The Center for Dignity aims to identify and reduce life-limiting healthcare inequities for people with disabilities. We have focused our work to five main areas: Mental Health/Suicide Prevention, Organ Transplants, Aging/End of Life, Prenatal Diagnosis and COVID-19. We have a subcommittee dedicated to each topic. In an effort to better understand where these inequities lie for people with disabilities, we started our work by conducting a gap analysis. A gap analysis is a tool that is used to help investigate and create a plan to fix a problem or issue, utilizing a 4-step process in which one identifies the current state of an issue, identifies the ideal future state, finds the gaps between the two and then creates a plan to close those gaps. 

For the Mental Health/Suicide Prevention Subcommittee, the gap analysis showed that within the Mental Health and Suicide Prevention field the following inequities are clear:  

  • The systematic exclusion of people with disabilities in psychiatric research programs and clinical trials.
  • No nuanced mental health outcome measures for people with disabilities. 
  • Lack of training within the mental health workforce about I/DD
  • Care coordination and health care access are inadequate to meet the complex lifelong health care needs of persons with pediatric-onset disabilities 
  • Lack of doctors competent to treat dually diagnosed individuals on either I/DD or MH needs
  • Limited research on intervention for suicidal behaviors in the I/DD Population
  • Lack of understanding of why people with I/DD are 2.5-4.7 times more likely to have a mental health disability than people in the general population and why it is less likely to be identified
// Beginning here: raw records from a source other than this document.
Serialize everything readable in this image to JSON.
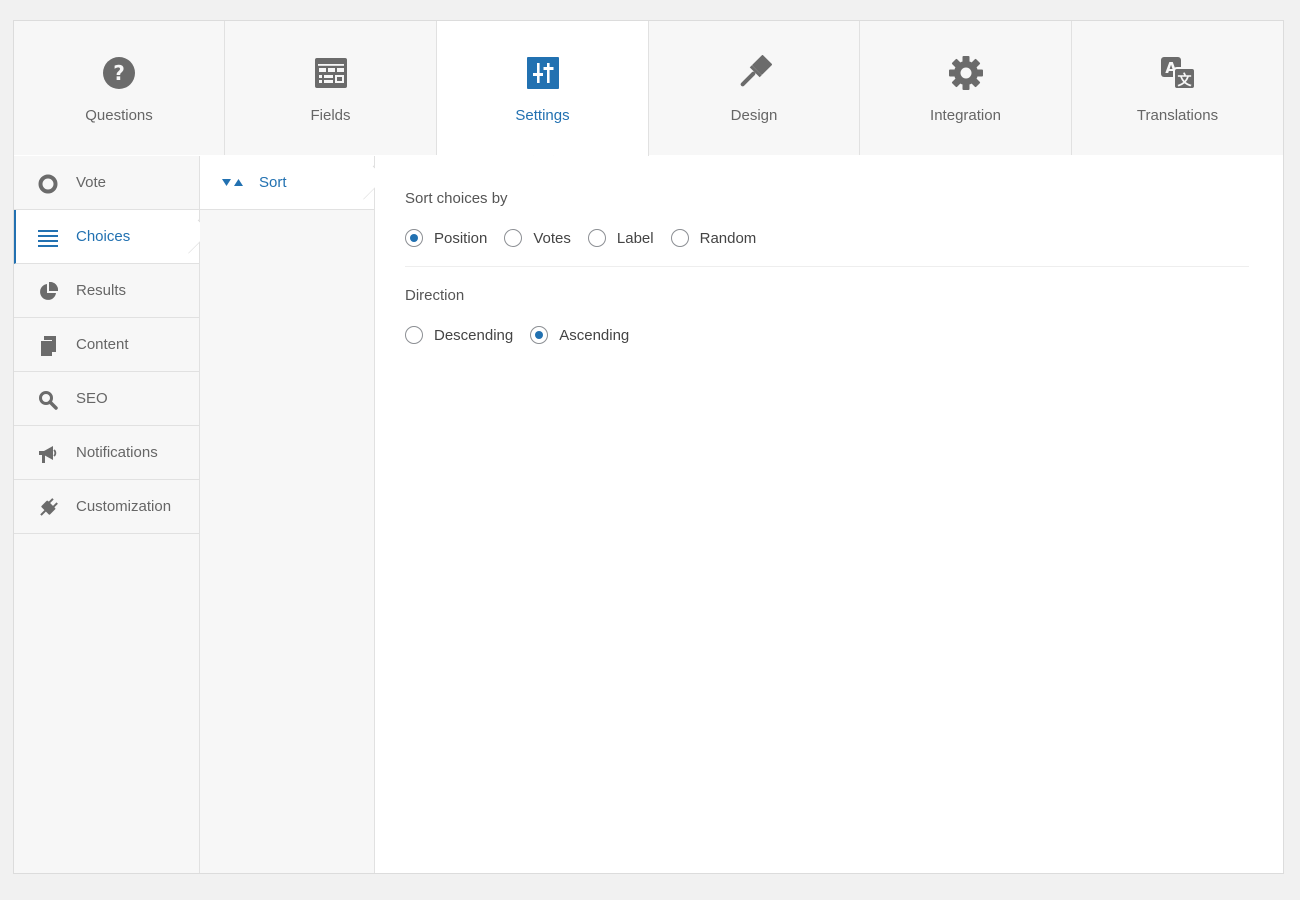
{
  "tabs": [
    {
      "label": "Questions",
      "icon": "question-circle-icon"
    },
    {
      "label": "Fields",
      "icon": "form-fields-icon"
    },
    {
      "label": "Settings",
      "icon": "sliders-icon"
    },
    {
      "label": "Design",
      "icon": "paintbrush-icon"
    },
    {
      "label": "Integration",
      "icon": "gear-icon"
    },
    {
      "label": "Translations",
      "icon": "translation-icon"
    }
  ],
  "active_tab": "Settings",
  "sidebar": {
    "items": [
      {
        "label": "Vote",
        "icon": "circle-icon"
      },
      {
        "label": "Choices",
        "icon": "list-icon"
      },
      {
        "label": "Results",
        "icon": "pie-chart-icon"
      },
      {
        "label": "Content",
        "icon": "pages-icon"
      },
      {
        "label": "SEO",
        "icon": "search-icon"
      },
      {
        "label": "Notifications",
        "icon": "megaphone-icon"
      },
      {
        "label": "Customization",
        "icon": "plugin-icon"
      }
    ],
    "active": "Choices"
  },
  "subnav": {
    "items": [
      {
        "label": "Sort",
        "icon": "sort-icon"
      }
    ]
  },
  "settings": {
    "sort_by": {
      "title": "Sort choices by",
      "options": [
        "Position",
        "Votes",
        "Label",
        "Random"
      ],
      "selected": "Position"
    },
    "direction": {
      "title": "Direction",
      "options": [
        "Descending",
        "Ascending"
      ],
      "selected": "Ascending"
    }
  },
  "colors": {
    "accent": "#2271b1",
    "icon_gray": "#6b6b6b",
    "background": "#f1f1f1"
  }
}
For the Organ Transplantation Subcommittee, the gap analysis provided us with evidence that there is systemic inequality for people with disabilities in receiving an organ transplant in the following ways: 

  • Early policy statements promoted awareness for increased donation but didn’t discuss candidacy
  • Demand for transplantable solid organs far exceeds supply
  • Patient selection criteria determined by individual programs with little transparency/oversight
  • Estimates of quality of life are influenced by implicit and explicit bias

For the Aging/End of Life Subcommittee, the gap analysis revealed that when it comes to aging and end of life for people with disabilities, inequities in healthcare exist with: 

  • Communication (multi-layered- doctor:patient, family:patient, family/patient-treatment team)
  • Decision-making process is not supported or person-centered
  • Complex family and social circumstances
  • Cultural stigma and societal barriers related to talking about and planning for death with people with I/DD
  • Unclear metrics to determine end of life

For the Prenatal Diagnosis Subcommittee, the gap analysis verified that in utero, the diagnosis of disability produces discriminatory practices, such as: 

  • Genetic testing and prenatal diagnosis are now routine and offered to all pregnant women, rather than just those in the high-risk category
  • Potential parents are often given medicalized “worst case scenario” information when presented with a prenatal diagnosis and rarely any positive information about how people with disabilities and their families can and do thrive

For the COVID-19 Workgroup, the Gap Analysis provided us with evidence that there are inequities in healthcare vis-á-vis both the treatment of COVID-19 and the vaccination against COVID-19.  Such as: 

  • Rationing of critical care through Crisis Standards of Care (triage protocols)
    • Increased exposure/risk through institutionalized congregate care 
    • Lack of prioritization for people with disabilities for the administration of the vaccine.

Each of these subcommittees are working hard to close these gaps in inequitable healthcare outcomes for people with disabilities.